In search of new moiré systems
Pablo Jarillo-Herrero studied at the University of Valencia and at the University of California in San Diego. After earning his PhD at the Delft University of Technology and a postdoctoral position at Columbia University, he became an assistant and later associate professor at the Massachusetts Institute of Technology. He has since taken over the Cecil and Ida Green Professorship there. Pablo Jarillo-Herrero has already received numerous awards for his research, including both the Oliver E. Buckley Prize in 2020, the most prestigious prize for solid-state physics in the United States, and the Wolf Prize in Physics.
Pablo Jarillo-Herrero will conduct his research project at the Max Planck Institute for Solid State Research in Stuttgart in close cooperation with the University of Stuttgart. He will investigate novel moiré layer systems. This will involve the very precise fabrication of such systems, the development of tuning knobs that can be used to control their properties, and their precise characterization using various methods. For example, he will use a technique that allows live tracking, so to speak, of how the angle between two superimposed layers affects their electronic properties.
A pioneer of systematic catalyst design and materials understanding
Anastassia Alexandrova, who conducts research at the University of California at Los Angeles, will receive the Max Planck-Humboldt Medal for her work in theoretical chemistry, in particular her studies on the catalysis of chemical reactions and materials science. Among other things, the chemist has developed methods that simulate how a catalyst behaves during a chemical reaction, which structures mediate between the reaction partners in detail, and how the reaction conditions, such as temperature, pressure and concentration of the starting materials, influence the states of the catalyst and this interaction. In this way, she demonstrated that the catalyst surface restructures during a reaction and that it is precisely structural details that are rarely present in the catalyst that are crucial for the course of the reaction.
In addition, Anastassia Alexandrova has developed dynamic models of how the type of chemical bonding influences the mechanical, electronical and thermodynamical properties of materials. She also made significant contributions to understanding and modeling intramolecular electric fields in enzymes and their role in enzymatic catalysis.
Honoured for automatic programming and computational education
Sumit Gulwani, a scientist at Microsoft Research in Redmond, will also receive the Max Planck- Humboldt Medal.

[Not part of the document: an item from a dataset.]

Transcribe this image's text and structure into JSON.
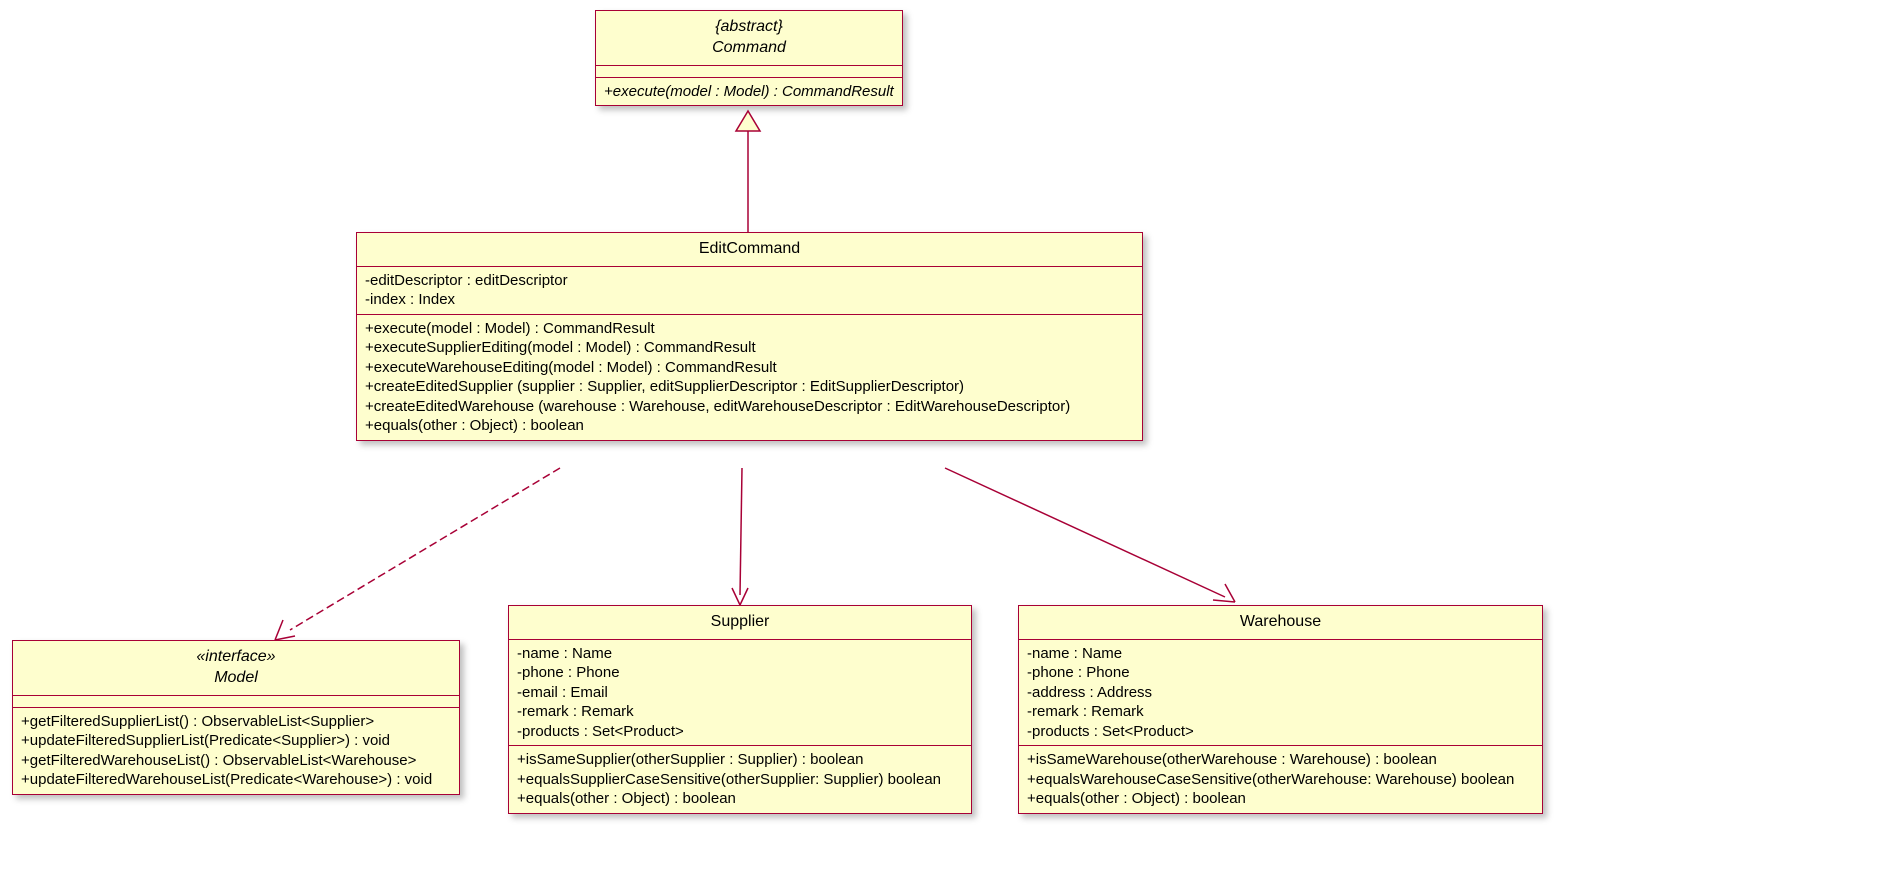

With a background in program analysis and artificial intelligence, he shaped the field of program synthesis, which emerged around 2010. The computer scientist developed algorithms that can efficiently generate computer programs from very few input-output examples, natural-language-based specification, or from just the code and data context. His work made it possible for non-programmers to programme tedious, repetitive spreadsheet tasks, and enabled productivity improvements for data scientists and developers for data wrangling and software engineering tasks. Recently, Sumit Gulwani has also been using the tools of program synthesis for computer-aided education of pupils and students. Starting from the automatic correction of learners' work in programming education, he further evolved this line of work to detect misunderstandings and give learning feedback and grades, also in subjects like mathematics and language learning.

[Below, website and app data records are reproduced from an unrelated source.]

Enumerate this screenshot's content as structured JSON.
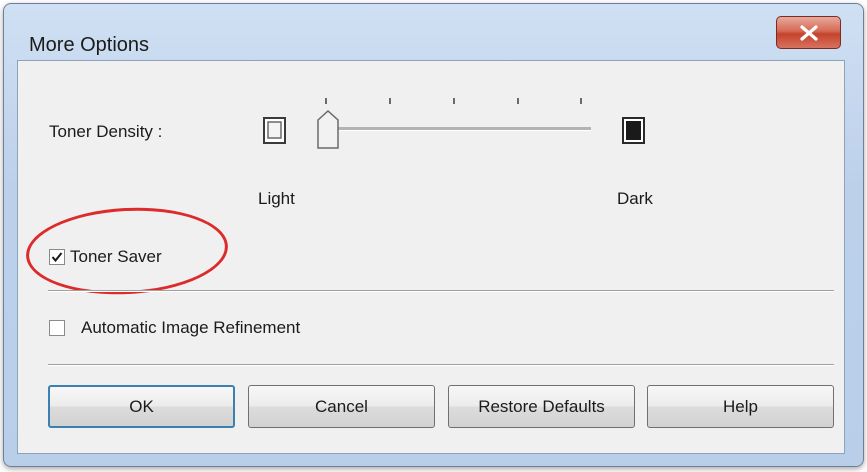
{
  "window": {
    "title": "More Options"
  },
  "toner_density": {
    "label": "Toner Density :",
    "light_label": "Light",
    "dark_label": "Dark",
    "ticks": 5,
    "level": 0
  },
  "toner_saver": {
    "label": "Toner Saver",
    "checked": true
  },
  "auto_refinement": {
    "label": "Automatic Image Refinement",
    "checked": false
  },
  "buttons": {
    "ok": "OK",
    "cancel": "Cancel",
    "restore": "Restore Defaults",
    "help": "Help"
  },
  "colors": {
    "annotation": "#dd2b2b",
    "close": "#c4432d",
    "focus": "#3c7fb1"
  }
}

Franziska Hoss, Max Planck-Humboldt Research Award Manager, Administrative Headquarters of the Max Planck Society, München, phone